*What is required*: Read through the records. Copy each line that has the word "Adresse".

*Stored data*:
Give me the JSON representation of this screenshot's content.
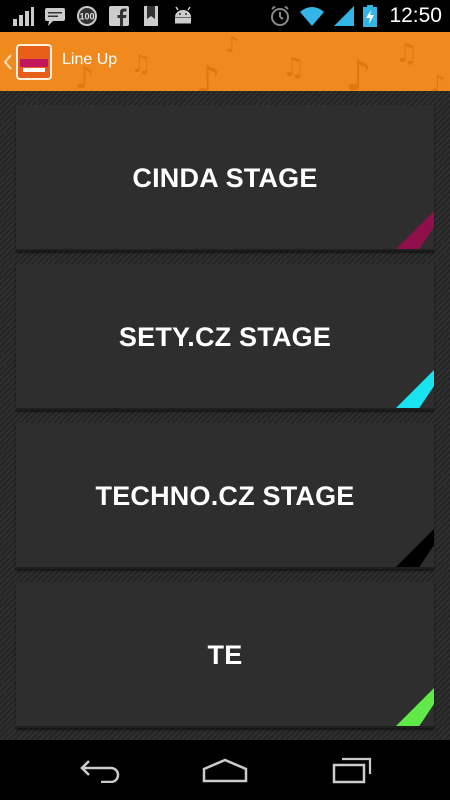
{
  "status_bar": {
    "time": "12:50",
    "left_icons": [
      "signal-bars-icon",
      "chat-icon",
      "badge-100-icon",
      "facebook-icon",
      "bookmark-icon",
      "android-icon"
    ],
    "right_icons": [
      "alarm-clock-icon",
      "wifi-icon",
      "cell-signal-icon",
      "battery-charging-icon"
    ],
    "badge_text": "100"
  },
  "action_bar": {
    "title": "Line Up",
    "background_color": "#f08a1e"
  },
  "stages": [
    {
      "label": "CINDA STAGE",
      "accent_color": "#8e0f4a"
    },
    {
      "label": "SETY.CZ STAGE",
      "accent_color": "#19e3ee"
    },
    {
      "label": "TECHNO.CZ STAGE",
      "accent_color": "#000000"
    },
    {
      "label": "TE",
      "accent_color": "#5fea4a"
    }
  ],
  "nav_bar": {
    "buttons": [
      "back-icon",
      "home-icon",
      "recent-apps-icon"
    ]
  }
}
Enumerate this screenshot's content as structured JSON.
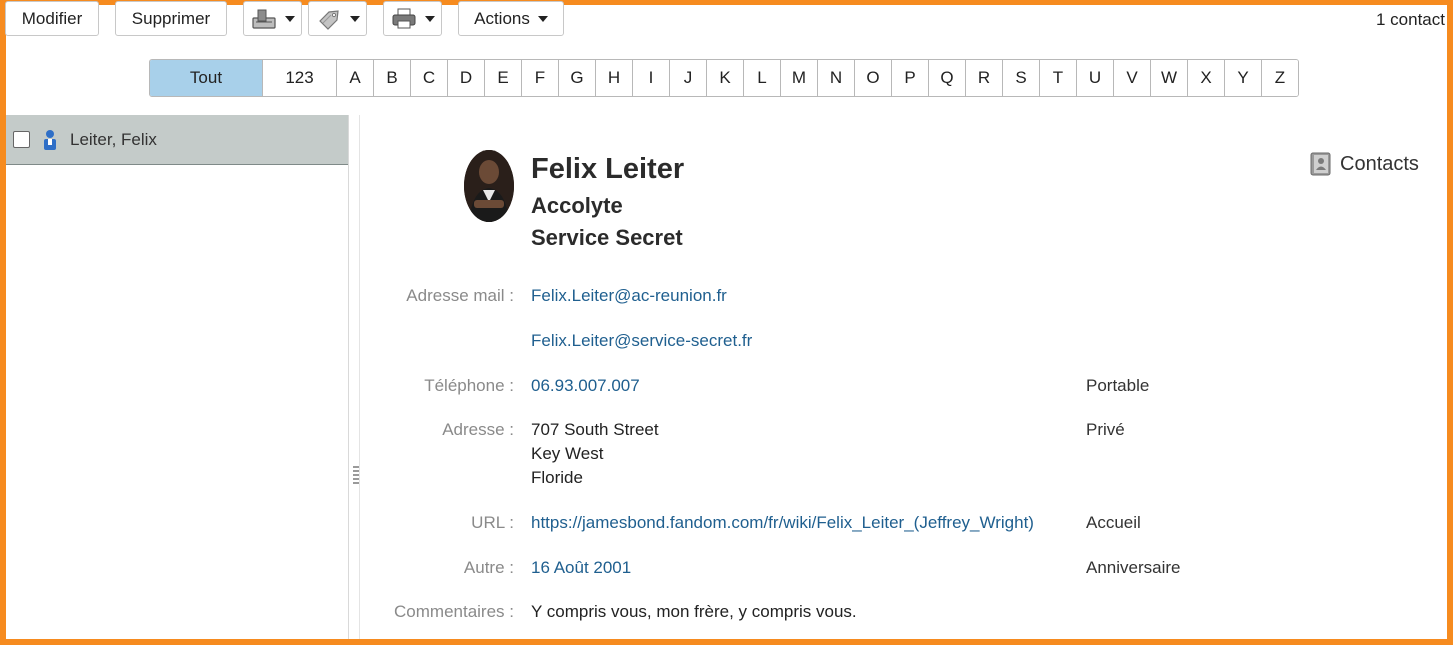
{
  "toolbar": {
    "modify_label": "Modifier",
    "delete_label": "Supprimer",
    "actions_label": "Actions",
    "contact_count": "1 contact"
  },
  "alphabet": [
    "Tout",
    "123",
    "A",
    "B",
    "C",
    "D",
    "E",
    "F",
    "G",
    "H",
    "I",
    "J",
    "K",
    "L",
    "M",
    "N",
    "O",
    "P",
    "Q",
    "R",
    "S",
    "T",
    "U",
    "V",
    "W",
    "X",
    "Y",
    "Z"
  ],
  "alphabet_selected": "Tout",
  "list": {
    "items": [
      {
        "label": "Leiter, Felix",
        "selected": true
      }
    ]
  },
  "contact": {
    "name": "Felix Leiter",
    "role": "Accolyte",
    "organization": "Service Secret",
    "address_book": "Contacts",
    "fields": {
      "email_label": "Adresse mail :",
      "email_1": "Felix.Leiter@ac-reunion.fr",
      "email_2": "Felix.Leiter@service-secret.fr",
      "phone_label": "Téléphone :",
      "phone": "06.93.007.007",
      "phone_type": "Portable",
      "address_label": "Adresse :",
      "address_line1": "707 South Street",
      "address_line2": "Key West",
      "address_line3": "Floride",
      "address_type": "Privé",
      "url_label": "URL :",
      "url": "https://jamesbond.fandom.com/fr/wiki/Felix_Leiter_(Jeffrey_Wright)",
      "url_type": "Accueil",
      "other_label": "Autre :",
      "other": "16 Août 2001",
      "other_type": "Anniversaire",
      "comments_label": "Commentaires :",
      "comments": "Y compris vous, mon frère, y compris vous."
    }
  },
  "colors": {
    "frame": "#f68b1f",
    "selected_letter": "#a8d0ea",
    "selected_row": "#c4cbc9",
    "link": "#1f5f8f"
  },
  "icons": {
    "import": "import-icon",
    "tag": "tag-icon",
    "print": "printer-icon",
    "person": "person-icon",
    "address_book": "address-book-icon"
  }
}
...
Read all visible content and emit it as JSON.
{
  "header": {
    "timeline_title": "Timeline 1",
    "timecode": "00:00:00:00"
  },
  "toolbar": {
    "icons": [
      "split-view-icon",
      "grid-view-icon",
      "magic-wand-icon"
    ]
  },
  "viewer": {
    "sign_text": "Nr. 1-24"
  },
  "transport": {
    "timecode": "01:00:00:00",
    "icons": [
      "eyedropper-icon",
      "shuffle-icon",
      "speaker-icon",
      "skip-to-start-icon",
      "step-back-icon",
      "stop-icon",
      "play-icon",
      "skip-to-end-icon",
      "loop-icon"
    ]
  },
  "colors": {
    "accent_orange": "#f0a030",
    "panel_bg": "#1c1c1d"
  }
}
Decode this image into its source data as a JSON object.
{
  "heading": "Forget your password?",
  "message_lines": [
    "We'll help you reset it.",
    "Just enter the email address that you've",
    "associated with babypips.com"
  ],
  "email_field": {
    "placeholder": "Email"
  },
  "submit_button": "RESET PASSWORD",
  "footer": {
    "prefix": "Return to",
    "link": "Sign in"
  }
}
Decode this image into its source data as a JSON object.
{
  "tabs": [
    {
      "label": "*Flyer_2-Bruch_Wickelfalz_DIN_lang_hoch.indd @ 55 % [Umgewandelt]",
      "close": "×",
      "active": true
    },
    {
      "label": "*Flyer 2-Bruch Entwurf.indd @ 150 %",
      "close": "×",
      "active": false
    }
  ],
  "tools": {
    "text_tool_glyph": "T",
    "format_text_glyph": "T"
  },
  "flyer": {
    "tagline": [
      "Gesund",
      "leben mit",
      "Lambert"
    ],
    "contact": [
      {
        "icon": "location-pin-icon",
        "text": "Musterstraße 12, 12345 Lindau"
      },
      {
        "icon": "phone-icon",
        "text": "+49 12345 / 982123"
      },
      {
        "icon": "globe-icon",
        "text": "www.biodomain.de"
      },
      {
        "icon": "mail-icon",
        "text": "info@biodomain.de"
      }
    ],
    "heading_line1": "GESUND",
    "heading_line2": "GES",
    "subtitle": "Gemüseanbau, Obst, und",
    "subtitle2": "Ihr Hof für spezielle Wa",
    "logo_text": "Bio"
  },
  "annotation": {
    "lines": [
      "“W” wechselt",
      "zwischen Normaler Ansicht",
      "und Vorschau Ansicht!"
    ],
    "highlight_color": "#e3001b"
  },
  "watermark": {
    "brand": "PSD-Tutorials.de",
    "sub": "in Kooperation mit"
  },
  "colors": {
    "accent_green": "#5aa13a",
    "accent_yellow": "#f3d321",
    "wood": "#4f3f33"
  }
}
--
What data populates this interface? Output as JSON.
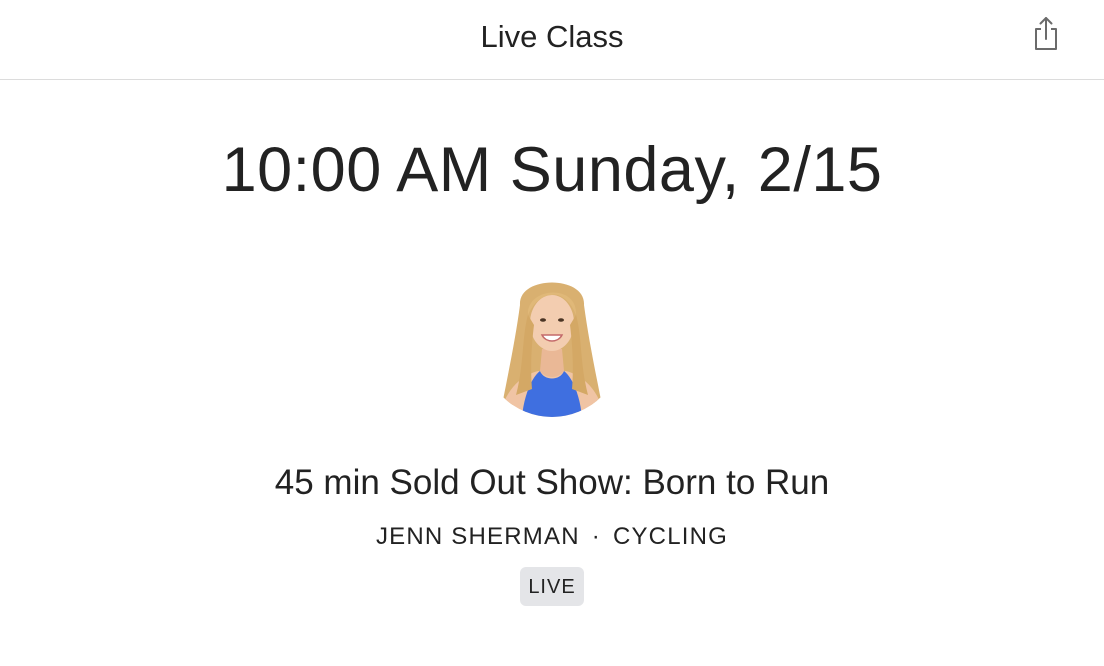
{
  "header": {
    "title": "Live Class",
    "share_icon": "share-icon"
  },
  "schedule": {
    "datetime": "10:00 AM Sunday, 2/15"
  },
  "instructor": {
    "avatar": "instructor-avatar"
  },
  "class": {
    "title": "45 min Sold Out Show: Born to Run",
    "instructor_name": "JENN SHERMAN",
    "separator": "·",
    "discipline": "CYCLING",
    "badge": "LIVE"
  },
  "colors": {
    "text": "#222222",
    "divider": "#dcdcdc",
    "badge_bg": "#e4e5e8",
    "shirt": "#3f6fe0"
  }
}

*Completed task*:
      "email_label": "Adresse mail :",
      "address_label": "Adresse :",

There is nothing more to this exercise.